[Interface dataset entries]
BEGIN

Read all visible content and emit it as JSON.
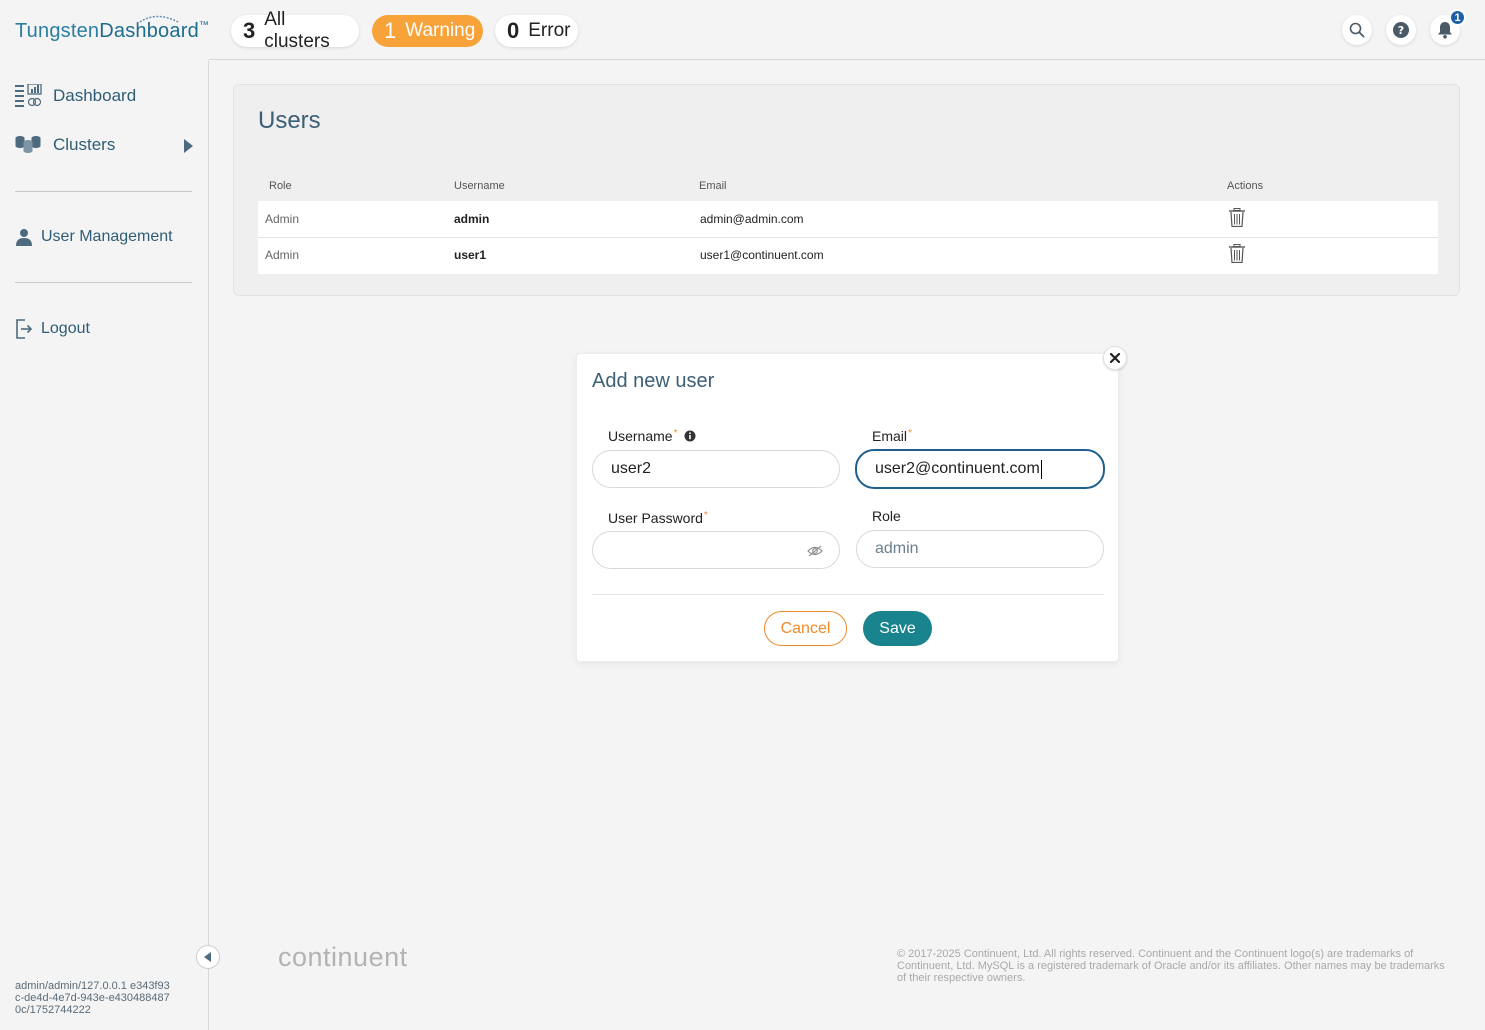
{
  "header": {
    "logo_part1": "Tungsten",
    "logo_part2": "Dashboard",
    "logo_tm": "™",
    "stats": {
      "all_count": "3",
      "all_label": "All clusters",
      "warning_count": "1",
      "warning_label": "Warning",
      "error_count": "0",
      "error_label": "Error"
    },
    "notification_count": "1",
    "icons": [
      "search-icon",
      "help-icon",
      "bell-icon"
    ]
  },
  "sidebar": {
    "items": [
      {
        "label": "Dashboard",
        "icon": "dashboard-icon"
      },
      {
        "label": "Clusters",
        "icon": "clusters-icon"
      },
      {
        "label": "User Management",
        "icon": "user-icon"
      },
      {
        "label": "Logout",
        "icon": "logout-icon"
      }
    ],
    "session_info": "admin/admin/127.0.0.1 e343f93c-de4d-4e7d-943e-e4304884870c/1752744222"
  },
  "users": {
    "title": "Users",
    "columns": [
      "Role",
      "Username",
      "Email",
      "Actions"
    ],
    "rows": [
      {
        "role": "Admin",
        "username": "admin",
        "email": "admin@admin.com"
      },
      {
        "role": "Admin",
        "username": "user1",
        "email": "user1@continuent.com"
      }
    ]
  },
  "modal": {
    "title": "Add new user",
    "username_label": "Username",
    "username_value": "user2",
    "email_label": "Email",
    "email_value": "user2@continuent.com",
    "password_label": "User Password",
    "password_value": "",
    "role_label": "Role",
    "role_value": "admin",
    "required_mark": "*",
    "cancel_label": "Cancel",
    "save_label": "Save"
  },
  "footer": {
    "brand": "continuent",
    "copyright": "© 2017-2025 Continuent, Ltd. All rights reserved. Continuent and the Continuent logo(s) are trademarks of Continuent, Ltd. MySQL is a registered trademark of Oracle and/or its affiliates. Other names may be trademarks of their respective owners."
  },
  "colors": {
    "accent_teal": "#19838e",
    "warning_orange": "#f7a33a",
    "nav_text": "#2f5d75",
    "badge_blue": "#1d5fa8"
  }
}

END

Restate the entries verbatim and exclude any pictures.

Read all visible content and emit it as JSON.
{
  "header": {
    "logo_part1": "Tungsten",
    "logo_part2": "Dashboard",
    "logo_tm": "™",
    "stats": {
      "all_count": "3",
      "all_label": "All clusters",
      "warning_count": "1",
      "warning_label": "Warning",
      "error_count": "0",
      "error_label": "Error"
    },
    "notification_count": "1",
    "icons": [
      "search-icon",
      "help-icon",
      "bell-icon"
    ]
  },
  "sidebar": {
    "items": [
      {
        "label": "Dashboard",
        "icon": "dashboard-icon"
      },
      {
        "label": "Clusters",
        "icon": "clusters-icon"
      },
      {
        "label": "User Management",
        "icon": "user-icon"
      },
      {
        "label": "Logout",
        "icon": "logout-icon"
      }
    ],
    "session_info": "admin/admin/127.0.0.1 e343f93c-de4d-4e7d-943e-e4304884870c/1752744222"
  },
  "users": {
    "title": "Users",
    "columns": [
      "Role",
      "Username",
      "Email",
      "Actions"
    ],
    "rows": [
      {
        "role": "Admin",
        "username": "admin",
        "email": "admin@admin.com"
      },
      {
        "role": "Admin",
        "username": "user1",
        "email": "user1@continuent.com"
      }
    ]
  },
  "modal": {
    "title": "Add new user",
    "username_label": "Username",
    "username_value": "user2",
    "email_label": "Email",
    "email_value": "user2@continuent.com",
    "password_label": "User Password",
    "password_value": "",
    "role_label": "Role",
    "role_value": "admin",
    "required_mark": "*",
    "cancel_label": "Cancel",
    "save_label": "Save"
  },
  "footer": {
    "brand": "continuent",
    "copyright": "© 2017-2025 Continuent, Ltd. All rights reserved. Continuent and the Continuent logo(s) are trademarks of Continuent, Ltd. MySQL is a registered trademark of Oracle and/or its affiliates. Other names may be trademarks of their respective owners."
  },
  "colors": {
    "accent_teal": "#19838e",
    "warning_orange": "#f7a33a",
    "nav_text": "#2f5d75",
    "badge_blue": "#1d5fa8"
  }
}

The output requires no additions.